A topical exhibition drawing attention to the devastation that mankind is wreaking on the environment is opening at Octavia Hill’s Birthplace House in Wisbech.
In ‘Anthropocene: of our own making’, a contemporary arts exhibition inspired by the environmental crises earth is facing, the Precious Earth Art Collective explores the causes and effects of human destruction, with artists exploiting a range of media, including ceramics, textiles, painting and photography.
The title of the show is a name given to the current geological period, meaning the age of mankind, and points up the striking impact which the human race is having on ecosystems and natural resources across the planet.
The exhibition is the second of three shows in a row to be staged by the Art Collective at the Birthplace House at 7 South Brink, Wisbech, the first home of the town’s most famous daughter, the celebrated social reformer and co-founder of the National Trust.
Members of the Collective believe that unless humanity addresses the current environmental issues, it will face apocalyptic destruction, which would be the sixth mass extinction threatening the loss of at least 75 per cent of species to strike planet earth.

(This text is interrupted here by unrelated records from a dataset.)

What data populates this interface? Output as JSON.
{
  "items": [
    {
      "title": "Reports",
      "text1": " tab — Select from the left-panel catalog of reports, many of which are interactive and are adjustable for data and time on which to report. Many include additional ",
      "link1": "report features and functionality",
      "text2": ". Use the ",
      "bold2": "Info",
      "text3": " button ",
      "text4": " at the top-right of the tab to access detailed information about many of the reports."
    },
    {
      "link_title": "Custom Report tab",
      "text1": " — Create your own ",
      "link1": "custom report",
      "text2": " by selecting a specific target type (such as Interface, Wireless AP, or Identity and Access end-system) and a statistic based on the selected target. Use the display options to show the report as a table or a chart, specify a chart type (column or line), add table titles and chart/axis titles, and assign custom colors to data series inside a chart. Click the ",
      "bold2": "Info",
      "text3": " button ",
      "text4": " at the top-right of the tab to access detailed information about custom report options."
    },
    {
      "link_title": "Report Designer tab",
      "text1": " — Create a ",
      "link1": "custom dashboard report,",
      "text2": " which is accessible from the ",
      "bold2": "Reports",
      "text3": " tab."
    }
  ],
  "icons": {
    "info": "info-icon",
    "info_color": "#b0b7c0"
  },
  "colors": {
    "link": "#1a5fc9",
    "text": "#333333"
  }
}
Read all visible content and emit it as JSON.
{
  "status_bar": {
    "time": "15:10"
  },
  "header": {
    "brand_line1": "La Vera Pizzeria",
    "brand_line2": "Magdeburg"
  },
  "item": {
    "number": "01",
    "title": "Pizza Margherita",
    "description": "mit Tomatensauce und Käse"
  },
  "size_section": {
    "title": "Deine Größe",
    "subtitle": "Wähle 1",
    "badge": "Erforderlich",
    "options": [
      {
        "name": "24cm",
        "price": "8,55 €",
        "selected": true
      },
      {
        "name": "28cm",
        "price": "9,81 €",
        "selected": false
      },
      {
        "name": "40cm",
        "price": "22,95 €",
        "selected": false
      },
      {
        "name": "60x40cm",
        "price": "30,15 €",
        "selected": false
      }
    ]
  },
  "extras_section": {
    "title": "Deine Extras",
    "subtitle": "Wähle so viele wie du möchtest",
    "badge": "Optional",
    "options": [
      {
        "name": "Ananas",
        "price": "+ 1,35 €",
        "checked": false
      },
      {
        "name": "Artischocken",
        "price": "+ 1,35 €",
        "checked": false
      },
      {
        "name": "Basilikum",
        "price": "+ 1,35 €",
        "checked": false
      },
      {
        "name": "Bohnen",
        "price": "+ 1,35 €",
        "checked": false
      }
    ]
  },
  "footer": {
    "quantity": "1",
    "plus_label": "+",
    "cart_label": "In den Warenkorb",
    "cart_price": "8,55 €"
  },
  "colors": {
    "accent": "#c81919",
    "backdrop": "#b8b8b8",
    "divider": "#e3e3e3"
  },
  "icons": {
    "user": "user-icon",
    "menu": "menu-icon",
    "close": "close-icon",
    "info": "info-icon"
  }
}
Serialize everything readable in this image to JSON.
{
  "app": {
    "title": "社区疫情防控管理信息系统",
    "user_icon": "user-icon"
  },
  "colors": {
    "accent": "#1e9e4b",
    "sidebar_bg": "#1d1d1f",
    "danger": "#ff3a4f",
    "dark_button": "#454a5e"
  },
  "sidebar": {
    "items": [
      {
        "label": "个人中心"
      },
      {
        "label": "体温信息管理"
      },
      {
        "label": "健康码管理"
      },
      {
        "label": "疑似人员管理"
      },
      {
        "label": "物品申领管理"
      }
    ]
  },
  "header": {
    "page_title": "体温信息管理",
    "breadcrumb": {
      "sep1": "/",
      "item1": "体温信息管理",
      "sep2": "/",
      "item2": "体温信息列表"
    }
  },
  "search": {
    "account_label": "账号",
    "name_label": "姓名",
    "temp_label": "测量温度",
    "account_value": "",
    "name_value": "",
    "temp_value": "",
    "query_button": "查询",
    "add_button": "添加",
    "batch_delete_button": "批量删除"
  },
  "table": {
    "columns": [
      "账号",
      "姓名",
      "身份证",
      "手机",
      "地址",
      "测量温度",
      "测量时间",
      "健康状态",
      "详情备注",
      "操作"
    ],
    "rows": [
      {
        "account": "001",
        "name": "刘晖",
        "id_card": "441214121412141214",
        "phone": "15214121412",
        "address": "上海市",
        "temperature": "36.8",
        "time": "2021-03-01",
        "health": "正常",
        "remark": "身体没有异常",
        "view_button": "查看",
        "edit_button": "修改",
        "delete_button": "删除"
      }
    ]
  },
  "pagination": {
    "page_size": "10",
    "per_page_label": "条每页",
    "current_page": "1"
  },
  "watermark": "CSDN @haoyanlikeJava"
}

The show runs from Saturday, May 11 to Monday, June 24, and begins with a private view on Saturday, from 4pm to 6pm, when refreshments will be provided.
The Art Collective will stage its third exhibition at the museum, Breathe, on the theme of clean air and clean water later in the year.